You run a company full of top-notch people. They’ve been with you through thick and thin. They might even fight through anything with you. You decide it’s time for a new building to house your organization, a multimillion-dollar facility with all the bells and whistles.
Would you have your top-notch people build it? Run the saws, pour the concrete, wire the electric? Probably not. Your people are dedicated and good at what they do, but they don’t have the right skills to build your new facility.
Is your multi-million-dollar computer system any different? Your IT people are probably great. But does their expertise lie in implementing and supporting a modern insurance policy administration system? Would you consider bringing in a third party with the knowledge and experience to help? Are you afraid your people will think you think less of them? Are you thinking John and Jane have free time, so you can use them and save the money?
Here’s a different perspective: Would you think about using John and Jane if we went back to talking about constructing your new building? Would you stop short of bringing in an architect and a general contractor because your people might think you don’t have faith in them? Would you really think John and Jane have free time so they can hang the drywall? Or maybe, because John and Jane are experienced users of electricity, they can do the wiring? Probably not.
But we’ve seen this situation more times than we can count: Insurance companies buy new systems or add functionality to existing systems and don’t go outside for implementation help. They’re too afraid of what staff members might think about the use of outside help. They think their staff members have capacity (even though they don’t have the right knowledge). Or they think system users (like billing, underwriting, and claims people) will somehow make good system implementers. But these approaches almost always lead to failure. What can you do?
Start by telling your people they’re important to you and that you appreciate what they do. Help them understand that, while that’s truly the case, they just aren’t the right people to implement or support your system. Don’t use penny wisdom and pound foolishness to use the free time of unqualified people as a reason for putting them in no-win situations. And don’t imagine their being experienced users of a system makes them the right people to support it.

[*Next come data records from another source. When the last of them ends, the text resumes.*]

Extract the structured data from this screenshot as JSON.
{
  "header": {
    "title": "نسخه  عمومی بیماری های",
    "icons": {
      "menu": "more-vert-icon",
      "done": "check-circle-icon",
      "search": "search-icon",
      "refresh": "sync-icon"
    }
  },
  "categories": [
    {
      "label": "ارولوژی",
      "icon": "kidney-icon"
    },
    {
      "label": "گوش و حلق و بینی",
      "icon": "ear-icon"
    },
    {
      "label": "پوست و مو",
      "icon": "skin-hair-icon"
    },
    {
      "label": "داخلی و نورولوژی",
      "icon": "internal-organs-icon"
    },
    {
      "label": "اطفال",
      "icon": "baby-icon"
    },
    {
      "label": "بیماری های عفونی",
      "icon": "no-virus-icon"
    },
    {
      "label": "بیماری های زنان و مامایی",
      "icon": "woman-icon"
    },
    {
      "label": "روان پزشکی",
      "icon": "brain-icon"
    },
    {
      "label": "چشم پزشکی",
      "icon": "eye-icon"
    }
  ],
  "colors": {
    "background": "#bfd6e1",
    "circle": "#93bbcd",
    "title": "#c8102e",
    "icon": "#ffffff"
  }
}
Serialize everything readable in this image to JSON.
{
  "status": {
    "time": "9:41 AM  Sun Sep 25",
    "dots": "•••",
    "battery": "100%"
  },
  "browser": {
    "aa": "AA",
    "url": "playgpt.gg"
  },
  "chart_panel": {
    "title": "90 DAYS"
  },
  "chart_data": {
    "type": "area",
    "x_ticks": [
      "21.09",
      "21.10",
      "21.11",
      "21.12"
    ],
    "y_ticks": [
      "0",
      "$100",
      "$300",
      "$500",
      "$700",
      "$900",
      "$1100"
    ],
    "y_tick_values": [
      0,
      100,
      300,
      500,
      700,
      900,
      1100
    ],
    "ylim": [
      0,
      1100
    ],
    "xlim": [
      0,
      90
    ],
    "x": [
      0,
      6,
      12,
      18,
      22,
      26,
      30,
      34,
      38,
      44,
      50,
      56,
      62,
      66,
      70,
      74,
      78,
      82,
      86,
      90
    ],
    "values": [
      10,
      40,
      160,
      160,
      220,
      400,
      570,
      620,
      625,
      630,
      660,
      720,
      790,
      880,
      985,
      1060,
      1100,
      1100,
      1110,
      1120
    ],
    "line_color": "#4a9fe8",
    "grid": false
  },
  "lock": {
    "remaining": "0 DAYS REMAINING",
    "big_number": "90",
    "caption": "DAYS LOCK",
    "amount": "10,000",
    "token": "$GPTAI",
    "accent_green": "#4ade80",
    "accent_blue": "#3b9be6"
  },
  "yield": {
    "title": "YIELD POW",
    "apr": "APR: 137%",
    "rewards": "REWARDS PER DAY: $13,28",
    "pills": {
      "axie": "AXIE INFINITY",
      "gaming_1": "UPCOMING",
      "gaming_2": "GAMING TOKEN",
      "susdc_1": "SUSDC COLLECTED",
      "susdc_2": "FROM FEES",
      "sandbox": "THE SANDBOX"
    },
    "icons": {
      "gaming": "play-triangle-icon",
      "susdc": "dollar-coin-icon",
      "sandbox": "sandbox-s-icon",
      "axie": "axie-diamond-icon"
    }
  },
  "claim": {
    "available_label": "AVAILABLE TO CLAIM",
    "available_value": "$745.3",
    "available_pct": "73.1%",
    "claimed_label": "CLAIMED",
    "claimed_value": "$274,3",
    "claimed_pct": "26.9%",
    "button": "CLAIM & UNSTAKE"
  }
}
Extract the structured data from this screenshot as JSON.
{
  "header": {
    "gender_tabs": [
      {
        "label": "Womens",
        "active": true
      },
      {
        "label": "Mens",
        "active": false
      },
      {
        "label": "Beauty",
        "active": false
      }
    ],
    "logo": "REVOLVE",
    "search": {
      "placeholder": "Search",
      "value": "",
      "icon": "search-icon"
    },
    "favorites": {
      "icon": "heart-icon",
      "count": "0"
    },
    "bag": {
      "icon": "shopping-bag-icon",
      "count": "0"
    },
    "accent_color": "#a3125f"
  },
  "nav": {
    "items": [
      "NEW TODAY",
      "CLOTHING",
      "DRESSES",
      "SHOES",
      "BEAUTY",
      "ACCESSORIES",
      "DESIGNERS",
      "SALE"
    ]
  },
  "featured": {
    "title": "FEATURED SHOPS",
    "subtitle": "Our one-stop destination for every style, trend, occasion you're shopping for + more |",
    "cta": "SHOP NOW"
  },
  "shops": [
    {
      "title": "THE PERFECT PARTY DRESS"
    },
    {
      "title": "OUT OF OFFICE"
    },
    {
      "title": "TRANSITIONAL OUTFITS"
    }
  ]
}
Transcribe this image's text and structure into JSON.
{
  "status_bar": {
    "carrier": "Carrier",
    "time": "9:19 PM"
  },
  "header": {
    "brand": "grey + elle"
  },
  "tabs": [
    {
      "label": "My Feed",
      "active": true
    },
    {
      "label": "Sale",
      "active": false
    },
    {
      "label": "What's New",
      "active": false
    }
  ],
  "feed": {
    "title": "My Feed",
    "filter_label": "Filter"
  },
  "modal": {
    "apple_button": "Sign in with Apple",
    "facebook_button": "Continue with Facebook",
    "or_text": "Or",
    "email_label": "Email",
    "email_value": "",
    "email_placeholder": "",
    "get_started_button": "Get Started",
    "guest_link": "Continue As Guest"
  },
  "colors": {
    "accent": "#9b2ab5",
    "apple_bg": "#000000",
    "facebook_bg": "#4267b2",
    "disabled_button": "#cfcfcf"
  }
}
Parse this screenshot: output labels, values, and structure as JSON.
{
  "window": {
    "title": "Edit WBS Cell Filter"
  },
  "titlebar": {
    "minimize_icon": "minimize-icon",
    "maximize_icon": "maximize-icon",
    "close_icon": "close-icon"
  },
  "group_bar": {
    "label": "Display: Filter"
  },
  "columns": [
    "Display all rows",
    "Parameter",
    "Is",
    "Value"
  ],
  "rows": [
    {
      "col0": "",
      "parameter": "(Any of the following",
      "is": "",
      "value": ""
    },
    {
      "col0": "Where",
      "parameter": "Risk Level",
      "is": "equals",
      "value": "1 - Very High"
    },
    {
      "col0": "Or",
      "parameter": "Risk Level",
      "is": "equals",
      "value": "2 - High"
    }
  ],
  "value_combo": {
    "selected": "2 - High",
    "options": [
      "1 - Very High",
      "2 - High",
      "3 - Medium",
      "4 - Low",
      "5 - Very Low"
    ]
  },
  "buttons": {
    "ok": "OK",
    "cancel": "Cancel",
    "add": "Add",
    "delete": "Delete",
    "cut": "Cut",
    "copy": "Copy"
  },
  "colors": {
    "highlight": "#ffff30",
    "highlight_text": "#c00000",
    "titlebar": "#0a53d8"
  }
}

Do yourself, your people, and your company a favor. Find the right partner to assist with your system needs. You’ll be surprised at how much value — and good will — that partner can produce.